What is an LEI?

An LEI is a code that is assigned to a legal entity to help identify it in financial transactions.

The LEI itself is an alpha-numeric 20 digit code which is also an ISO standard.

The benefits of the LEI system are numerous, and the LEI is now being rolled out and having a profound effect in multiple business use cases. McKinsey recently published a report stating that the LEI system can save the banking industry between 2-4 billion USD annually in KYC checks alone.

How is it helping?
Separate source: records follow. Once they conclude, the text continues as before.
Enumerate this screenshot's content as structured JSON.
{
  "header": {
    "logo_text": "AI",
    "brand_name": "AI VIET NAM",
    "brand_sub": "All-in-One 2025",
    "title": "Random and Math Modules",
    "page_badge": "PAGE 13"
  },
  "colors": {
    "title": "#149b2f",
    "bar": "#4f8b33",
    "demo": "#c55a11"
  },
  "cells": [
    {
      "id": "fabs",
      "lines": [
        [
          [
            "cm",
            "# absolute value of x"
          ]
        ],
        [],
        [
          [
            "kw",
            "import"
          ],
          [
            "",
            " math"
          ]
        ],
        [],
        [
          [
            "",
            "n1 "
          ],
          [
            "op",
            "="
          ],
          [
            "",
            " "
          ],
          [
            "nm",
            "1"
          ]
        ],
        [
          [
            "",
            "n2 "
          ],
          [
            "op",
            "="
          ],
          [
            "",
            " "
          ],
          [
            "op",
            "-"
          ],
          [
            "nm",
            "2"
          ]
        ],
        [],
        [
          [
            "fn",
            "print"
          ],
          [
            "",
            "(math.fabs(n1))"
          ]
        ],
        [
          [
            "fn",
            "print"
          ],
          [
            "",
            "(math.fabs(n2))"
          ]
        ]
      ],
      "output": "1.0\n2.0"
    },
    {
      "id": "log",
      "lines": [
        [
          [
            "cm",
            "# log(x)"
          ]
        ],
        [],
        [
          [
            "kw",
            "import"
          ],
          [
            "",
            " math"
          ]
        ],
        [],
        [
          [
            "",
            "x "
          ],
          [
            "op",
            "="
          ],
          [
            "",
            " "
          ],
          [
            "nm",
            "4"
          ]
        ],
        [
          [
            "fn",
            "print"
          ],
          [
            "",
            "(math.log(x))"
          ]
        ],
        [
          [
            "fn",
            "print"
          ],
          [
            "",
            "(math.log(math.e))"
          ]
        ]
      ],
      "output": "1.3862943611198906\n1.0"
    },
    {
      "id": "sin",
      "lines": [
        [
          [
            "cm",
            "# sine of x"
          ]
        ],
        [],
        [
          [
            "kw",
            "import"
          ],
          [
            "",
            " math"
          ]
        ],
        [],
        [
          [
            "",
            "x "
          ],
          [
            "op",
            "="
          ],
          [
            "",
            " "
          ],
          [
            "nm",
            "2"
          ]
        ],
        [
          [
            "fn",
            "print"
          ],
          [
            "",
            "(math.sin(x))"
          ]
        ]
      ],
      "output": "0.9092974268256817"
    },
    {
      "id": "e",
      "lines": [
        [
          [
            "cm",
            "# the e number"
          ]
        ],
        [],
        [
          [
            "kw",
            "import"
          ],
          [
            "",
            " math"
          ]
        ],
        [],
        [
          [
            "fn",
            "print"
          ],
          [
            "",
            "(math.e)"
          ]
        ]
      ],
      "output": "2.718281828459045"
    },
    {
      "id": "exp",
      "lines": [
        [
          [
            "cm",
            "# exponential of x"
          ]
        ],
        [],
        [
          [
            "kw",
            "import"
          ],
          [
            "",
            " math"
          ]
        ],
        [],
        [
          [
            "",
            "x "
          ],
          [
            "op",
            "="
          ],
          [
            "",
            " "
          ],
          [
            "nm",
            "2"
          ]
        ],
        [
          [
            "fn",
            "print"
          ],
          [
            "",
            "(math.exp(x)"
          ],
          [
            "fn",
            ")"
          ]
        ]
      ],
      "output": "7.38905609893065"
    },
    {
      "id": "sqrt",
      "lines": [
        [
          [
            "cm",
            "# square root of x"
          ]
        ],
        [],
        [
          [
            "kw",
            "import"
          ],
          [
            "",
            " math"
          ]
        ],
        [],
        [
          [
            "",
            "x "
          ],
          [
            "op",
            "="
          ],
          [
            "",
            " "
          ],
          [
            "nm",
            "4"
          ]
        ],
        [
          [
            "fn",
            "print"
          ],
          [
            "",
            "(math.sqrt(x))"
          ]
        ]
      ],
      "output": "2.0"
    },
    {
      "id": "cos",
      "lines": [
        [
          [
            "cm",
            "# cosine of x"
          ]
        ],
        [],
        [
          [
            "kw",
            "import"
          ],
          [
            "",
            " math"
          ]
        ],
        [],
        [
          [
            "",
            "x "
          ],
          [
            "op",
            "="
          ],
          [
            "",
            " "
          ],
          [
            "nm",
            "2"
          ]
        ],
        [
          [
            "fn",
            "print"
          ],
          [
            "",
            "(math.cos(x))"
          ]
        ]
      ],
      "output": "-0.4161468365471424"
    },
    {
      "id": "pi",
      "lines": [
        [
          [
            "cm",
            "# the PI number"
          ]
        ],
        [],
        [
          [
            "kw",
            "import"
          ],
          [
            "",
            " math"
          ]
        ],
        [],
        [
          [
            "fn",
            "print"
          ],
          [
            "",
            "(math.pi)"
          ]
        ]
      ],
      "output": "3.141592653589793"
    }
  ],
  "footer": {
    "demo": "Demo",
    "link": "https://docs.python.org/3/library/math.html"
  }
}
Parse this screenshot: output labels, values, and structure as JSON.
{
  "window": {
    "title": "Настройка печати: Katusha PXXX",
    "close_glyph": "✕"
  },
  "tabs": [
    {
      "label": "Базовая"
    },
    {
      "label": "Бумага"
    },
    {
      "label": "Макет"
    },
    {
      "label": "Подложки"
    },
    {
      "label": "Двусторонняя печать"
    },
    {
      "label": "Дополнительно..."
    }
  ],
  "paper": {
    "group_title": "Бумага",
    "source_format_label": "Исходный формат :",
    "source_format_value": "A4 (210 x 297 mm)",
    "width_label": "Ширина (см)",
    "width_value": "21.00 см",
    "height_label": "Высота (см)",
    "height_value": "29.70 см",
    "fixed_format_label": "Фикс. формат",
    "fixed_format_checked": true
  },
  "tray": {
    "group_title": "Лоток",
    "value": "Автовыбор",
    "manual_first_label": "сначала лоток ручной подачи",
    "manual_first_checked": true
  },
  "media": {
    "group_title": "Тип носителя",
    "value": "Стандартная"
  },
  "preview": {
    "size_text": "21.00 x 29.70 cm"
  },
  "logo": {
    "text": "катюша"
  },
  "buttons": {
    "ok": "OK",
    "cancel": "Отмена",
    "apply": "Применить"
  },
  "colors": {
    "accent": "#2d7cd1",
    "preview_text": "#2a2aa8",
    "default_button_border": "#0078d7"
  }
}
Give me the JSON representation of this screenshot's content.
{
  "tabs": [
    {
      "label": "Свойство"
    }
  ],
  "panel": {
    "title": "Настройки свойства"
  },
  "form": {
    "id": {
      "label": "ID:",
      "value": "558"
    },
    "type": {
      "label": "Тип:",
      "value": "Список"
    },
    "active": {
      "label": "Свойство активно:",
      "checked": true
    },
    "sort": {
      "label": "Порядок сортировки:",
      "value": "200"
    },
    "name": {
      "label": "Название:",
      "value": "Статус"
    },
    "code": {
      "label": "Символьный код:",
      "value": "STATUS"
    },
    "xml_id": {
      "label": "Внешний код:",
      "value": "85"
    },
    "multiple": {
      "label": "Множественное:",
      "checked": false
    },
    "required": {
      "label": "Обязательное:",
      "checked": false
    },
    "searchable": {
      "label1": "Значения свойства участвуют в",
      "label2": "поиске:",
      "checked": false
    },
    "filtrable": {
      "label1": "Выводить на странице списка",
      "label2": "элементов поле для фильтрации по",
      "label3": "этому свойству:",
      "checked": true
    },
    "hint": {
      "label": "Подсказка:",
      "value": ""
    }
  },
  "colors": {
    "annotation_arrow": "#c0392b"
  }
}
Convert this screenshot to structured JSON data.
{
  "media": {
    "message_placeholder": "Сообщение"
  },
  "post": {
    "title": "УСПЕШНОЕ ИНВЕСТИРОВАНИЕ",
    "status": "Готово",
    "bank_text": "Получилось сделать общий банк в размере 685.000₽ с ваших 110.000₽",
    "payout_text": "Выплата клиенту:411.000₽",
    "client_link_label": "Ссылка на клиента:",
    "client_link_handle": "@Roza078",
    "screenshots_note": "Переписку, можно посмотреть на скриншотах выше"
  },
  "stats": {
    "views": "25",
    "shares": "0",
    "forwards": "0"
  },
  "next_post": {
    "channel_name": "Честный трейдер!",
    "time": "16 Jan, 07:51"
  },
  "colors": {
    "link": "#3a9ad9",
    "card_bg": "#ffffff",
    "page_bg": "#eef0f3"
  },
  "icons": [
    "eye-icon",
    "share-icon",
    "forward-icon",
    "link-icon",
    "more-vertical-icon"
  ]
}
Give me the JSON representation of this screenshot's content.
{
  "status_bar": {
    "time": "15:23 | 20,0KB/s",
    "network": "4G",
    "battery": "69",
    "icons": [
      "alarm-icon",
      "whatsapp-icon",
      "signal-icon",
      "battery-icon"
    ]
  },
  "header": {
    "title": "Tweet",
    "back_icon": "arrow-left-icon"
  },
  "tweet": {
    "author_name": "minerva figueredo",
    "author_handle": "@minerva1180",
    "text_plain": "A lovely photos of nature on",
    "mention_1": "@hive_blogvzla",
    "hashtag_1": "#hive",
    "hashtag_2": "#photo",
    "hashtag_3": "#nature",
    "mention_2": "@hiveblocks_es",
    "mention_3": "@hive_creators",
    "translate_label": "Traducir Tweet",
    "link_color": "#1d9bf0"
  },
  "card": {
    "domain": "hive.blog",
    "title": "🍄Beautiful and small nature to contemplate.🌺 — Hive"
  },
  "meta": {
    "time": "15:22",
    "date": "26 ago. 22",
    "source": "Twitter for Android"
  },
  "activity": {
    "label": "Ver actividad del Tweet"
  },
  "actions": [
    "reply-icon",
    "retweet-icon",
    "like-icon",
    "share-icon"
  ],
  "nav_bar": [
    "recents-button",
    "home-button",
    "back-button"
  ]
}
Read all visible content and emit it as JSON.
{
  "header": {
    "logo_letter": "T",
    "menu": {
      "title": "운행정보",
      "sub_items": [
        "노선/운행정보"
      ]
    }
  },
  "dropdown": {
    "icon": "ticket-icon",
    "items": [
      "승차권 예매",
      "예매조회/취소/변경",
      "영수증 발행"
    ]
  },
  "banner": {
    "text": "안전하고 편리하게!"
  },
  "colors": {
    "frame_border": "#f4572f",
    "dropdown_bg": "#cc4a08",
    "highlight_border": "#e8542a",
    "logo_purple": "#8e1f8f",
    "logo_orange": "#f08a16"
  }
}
Previously, it was very difficult to find out about a particular company especially if they had no digital presence. This lack of digital transparency was being used to commit fraud, money laundering, identity theft and market abuse. Now, conducting an LEI Check is a guaranteed way to know if a company you are dealing with is legitimate.

LEI Use Cases

Regulatory Compliance:

The LEI was initially adopted by regulatory bodies in the financial industry such as ESMA in Europe and the SFC in Hong Kong. A new batch of regulations came into place such as MiFID 2, EMIR, SFTR and CSDR which sought to strengthen the global economy by standardizing the way securities transactions were reported and facilitated.

These regulations required participating parties to identify themselves and their counterparties by way of an LEI within these new regulatory reports.

Know Your Customer (KYC):

Knowing who you are dealing with is of critical importance in banking due to rafts of legislation globally. Many organisations have adopted an LEI check as a critical step in their KYC processes. Previously, onboarding new clients or customers meant lots of paperwork, certificates and authorization forms. Now, the LEI provides a reliable source of up to date data which is free and easily accessible, outdating previous methods. This extra layer of security allows banks and other financial institutions conduct their business in a more efficient and reliable manner.

Digital Certificates:

LEIs can be embedded into the SSL Certificates that secure websites. Public key infrastructure (PKI) software allows companies and organisations to identify themselves in any given transaction. LEIs add an extra layer of organizational identity evidence to the original PKI ensuring integrity in online transactions. It does this by ensuring that no entity can “pass off” as another entity to commit identity fraud. LEI codes are unique and immutable, unlike company names which are often duplicated across jurisdictions.


The LEI system and the Blockchain are naturally complementing systems. They both seek to increase trust, decrease risk and bring about a more secure, transparent and reliable set of data. Any blockchain-based LEI system would make it impossible to perpetrate common forms of financial fraud. This would increase the trust in registration authorities data, make the LEI data immutable, further decentralize the issuing process and increase resilience to systems failures.

GLEIF are currently working on a new project whereby blockchain technology will allow for the creation of ‘organisation wallets’ which would verify the authority of an employee to act on its behalf. This distributed ledger will help companies delegate regulatory reporting and contract signing duties securely.

Anti-Money Laundering (AML):

In Hong Kong the authorities investigated over 1,823 cases of suspected money laundering, and convicted perpetrators of 86 related crimes. The Legal Entity Identifier now has an important role in AML. Global estimates are that over $2 trillion are laundered annually. The LEI system maps out organisational structures in real time, showing who belongs to whom.

With access to this data, banks can spot trends and identify money laundering entities associated with particular transactions more easily. This also allows banks to put systems in place which can block, intercept or alert authorities to apparent illegal activity.

In conclusion, it is safe to say that the Legal Entity Identifier is paving the way to a more transparent financial system, in which companies can be readily identified definitively on an international basis. Given the current era of COVID-19 and negative fuel prices, the Legal Entity Identifier serves as a welcome signpost in an increasingly tumultuous international marketplace.